In his book ‘Unfinished Revolution’ John Abbott asks do we want ‘battery hens or free range chickens?’ This strikes me as a good metaphor for our curriculum journey. It gets to the heart of the debate about whether the curriculum develops independent thinkers, confident learners who are resilient, reflective and like taking a risk, or whether it sacrifices these qualities for coverage, pace and shallow learning experiences. Education is contstantly at the forefront of political debate these days, it’s a vote winner if the cards can be played to suit the electorate. The curriculum was firmly grasped by government in the late 70s. The Tyndale affair and Jim Callaghan‘s subsequent Ruskin college speech led to a standardised model which meant schools could no longer follow their own teachers’ interests and enthusiasms. Callaghan claimed the landscape was uneven, the quality of provision too variable. The National Curriculum followed and with it a whole raft of new powers for government. It saw the end of a long period without government intervention and heralded in the 1988 Education Reform Act and a period of constant tinkering and meddling. Subsequent governments have not been bold enough to go the whole hog in terms of reform and for fear of losing anything (and upsetting middle England) they simply added more and more content to an already overcrowded curriculum.

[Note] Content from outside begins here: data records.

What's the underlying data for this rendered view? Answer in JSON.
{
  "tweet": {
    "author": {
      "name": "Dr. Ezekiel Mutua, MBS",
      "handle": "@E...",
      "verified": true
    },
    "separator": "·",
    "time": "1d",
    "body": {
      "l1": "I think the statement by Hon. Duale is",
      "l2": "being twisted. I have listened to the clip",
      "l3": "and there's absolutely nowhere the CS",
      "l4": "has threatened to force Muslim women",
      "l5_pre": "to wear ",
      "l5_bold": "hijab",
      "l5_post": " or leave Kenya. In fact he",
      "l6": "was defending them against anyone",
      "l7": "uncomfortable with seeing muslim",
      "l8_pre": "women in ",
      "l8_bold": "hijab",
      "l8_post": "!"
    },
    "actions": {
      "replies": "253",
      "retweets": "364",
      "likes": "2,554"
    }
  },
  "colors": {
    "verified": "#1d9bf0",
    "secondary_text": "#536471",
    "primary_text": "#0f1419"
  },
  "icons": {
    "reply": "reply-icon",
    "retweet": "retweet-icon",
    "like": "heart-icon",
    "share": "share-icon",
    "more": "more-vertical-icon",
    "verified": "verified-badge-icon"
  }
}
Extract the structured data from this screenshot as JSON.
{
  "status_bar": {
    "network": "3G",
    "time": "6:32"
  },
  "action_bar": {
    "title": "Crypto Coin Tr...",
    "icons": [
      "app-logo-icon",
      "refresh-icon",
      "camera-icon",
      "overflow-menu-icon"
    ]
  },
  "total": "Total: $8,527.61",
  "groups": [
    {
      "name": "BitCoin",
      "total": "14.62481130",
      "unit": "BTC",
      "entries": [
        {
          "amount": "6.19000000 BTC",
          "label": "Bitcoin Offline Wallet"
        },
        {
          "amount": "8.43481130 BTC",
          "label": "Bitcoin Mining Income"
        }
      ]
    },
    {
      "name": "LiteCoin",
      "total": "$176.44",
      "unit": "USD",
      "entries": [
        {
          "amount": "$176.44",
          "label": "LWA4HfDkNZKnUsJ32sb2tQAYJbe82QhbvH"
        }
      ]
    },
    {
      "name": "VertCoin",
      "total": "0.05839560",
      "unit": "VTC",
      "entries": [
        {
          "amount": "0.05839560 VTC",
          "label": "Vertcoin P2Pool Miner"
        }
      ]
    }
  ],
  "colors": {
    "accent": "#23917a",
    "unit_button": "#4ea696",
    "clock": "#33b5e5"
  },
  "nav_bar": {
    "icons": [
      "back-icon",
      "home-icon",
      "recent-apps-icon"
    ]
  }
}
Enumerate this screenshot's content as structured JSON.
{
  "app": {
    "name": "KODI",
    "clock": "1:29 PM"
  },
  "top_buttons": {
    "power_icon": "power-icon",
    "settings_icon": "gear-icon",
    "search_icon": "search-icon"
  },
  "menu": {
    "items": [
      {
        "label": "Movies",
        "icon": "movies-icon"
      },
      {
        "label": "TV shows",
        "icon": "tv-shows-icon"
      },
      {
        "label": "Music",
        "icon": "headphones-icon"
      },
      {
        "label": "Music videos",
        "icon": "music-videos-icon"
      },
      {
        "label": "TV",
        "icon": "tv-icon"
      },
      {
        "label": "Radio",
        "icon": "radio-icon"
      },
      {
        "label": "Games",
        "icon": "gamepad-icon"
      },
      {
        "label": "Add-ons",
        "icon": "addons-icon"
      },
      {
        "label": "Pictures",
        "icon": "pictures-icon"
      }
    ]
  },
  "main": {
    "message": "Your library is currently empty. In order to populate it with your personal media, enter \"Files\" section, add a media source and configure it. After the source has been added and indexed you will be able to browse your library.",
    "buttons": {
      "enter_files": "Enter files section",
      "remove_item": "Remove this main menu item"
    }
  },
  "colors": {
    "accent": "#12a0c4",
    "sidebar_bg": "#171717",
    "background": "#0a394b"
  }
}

The 1988 Act introduced us to the ‘Kentucky Fried Curriculum’ (you run the restaurant, we’ll set the menu) and ‘karoake teaching’. It ushered in an era of mistrust and misgivings about the profession to such an extent that a DfE spokesman in the early 1990s saw fit to announce:
‘We have set out arrangements for what is effectively a ‘teacher proof curriculum’. Centrally dictated, centrally controlled and centrally monitored.’
Such sentiments hardly imbue you with the belief that teachers were going to be treated with any professional respect! That lack of trust has been a constant over the last 30 years. A time where politicians have intervened with the electoral clock ticking behind them as they unleash one masterplan after another bent on winning votes and keeping them in office. The problem with political interference is it has a short shelf life, and education needs time – long term solutions not quick wins as Andy Hargreaves so convincingly argues. It is no good for policy makers to continually look back at their own halycon, often privileged education and use it as a benchmark for taking us forward. We need more than this if we are to meet the needs of learners for an uncertain future.
If this is the time of opportunity we’re being told it is, then policy makers have to show a some professional respect for educators, some trust in our ability to know how to develop learners and some faith in us to plan a curriculum that meets children’s needs.
Sources: Unfinished Revolution – John Abbott, Reinventing Schools, Reforming Teaching – Bangs, Macbeath and Galton